By default, WikiFM loads the artist or band in the right side frame, but by clicking through the tabs at the top, you can also load the Wikipedia article for the song, a web site of the lyrics, or your own profile page at Last.fm.
Unfortunately, this is one mashup that just doesn't perform. To begin with, the site is, quite frankly, unattractive. It features a black background with white text on the left side, where the Last.fm player's frame is located, and on the right, there is the white background of Wikipedia with its blue links and black text. Then, of course, when you browse to the Last.fm tab, the frame is filled with Last.fm's red. All these disjointed colors make browsing the site hard on the eyes.
Even so, design issues could be overlooked if the service functioned.
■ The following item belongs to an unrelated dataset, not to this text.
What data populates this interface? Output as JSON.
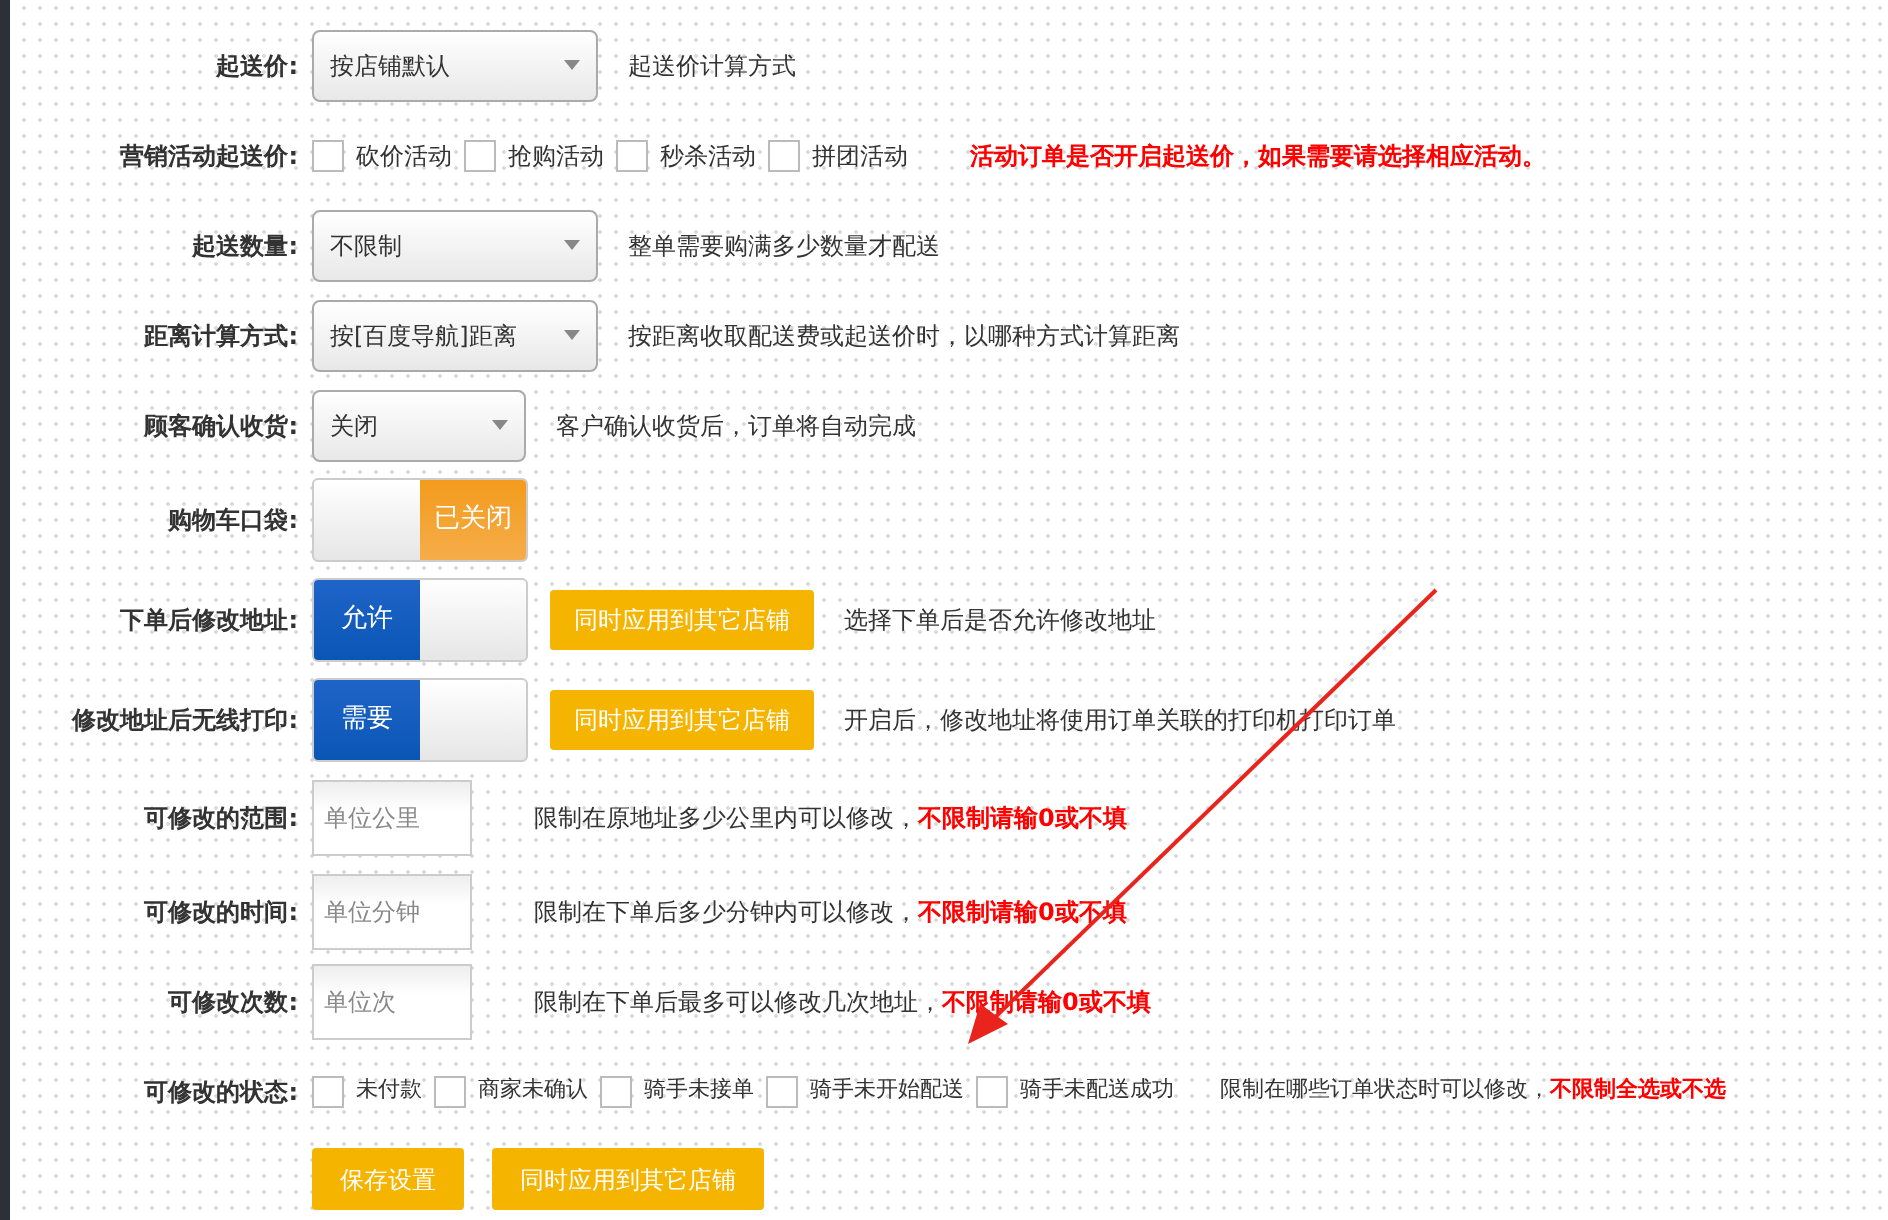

But as Eliot van Burkirk (blogger at The Listening Post) found out - the site would not work while he was signed into Last.fm. Only upon signing out of the Last.fm service could he enjoy the mashup's features.
We had the same problem here, and we have to question the value of a Last.fm mashup that doesn't even allow you to be signed into your Last.fm account.
In addition, the site would get hung up while buffering the track, but instead of being able to load up the Last.fm frame and click around the site, you would be stuck staring at a white page until the service gave up, announcing "Oops! We had a problem connecting!" Only a refresh of the page can get the site going at this point - the tabs stay permanently non-functional at this point if you don't reload the page.
So, unfortunately, this mashup did not follow through very well.
Instead, we would like to point you to a couple of places where you'll find a much better Wikipedia/music mashup experience.
The site called MusicPortl, for example, does a nice job. Besides incorporating Wikipedia content, the site also offers flickr photos tagged with the artist's name, photos of the releases that link to Amazon and allow you to download cover art, tags that link you to similar artists or genres, links to blog entries about the artist, links to videos, and even links to search for that artist on Google, Yahoo! Music, or Pitchfork. MusicPortl is also an attractively designed site, especially when compared to WikiFM. Unfortunately, there is no option to actually stream the music itself.
For streaming, there is FoxyTunes Planet, a Yahoo! Music service that provides much of what MusicPortal offers, but also links directly to top tracks and albums while compiling results, including links, photos, videos, and lyrics from Wikipedia, Last.fm, Rhapsody, Yahoo Search, flickr, YouTube and Amazon. But most importantly, music from the band or artist can be streamed via either Pandora or The Hype Machine right from the artist's page.
Either of those sites provide a better mashup experience than WikiFM, to get you through until a better Last.fm/Wikipedia mashup can be found.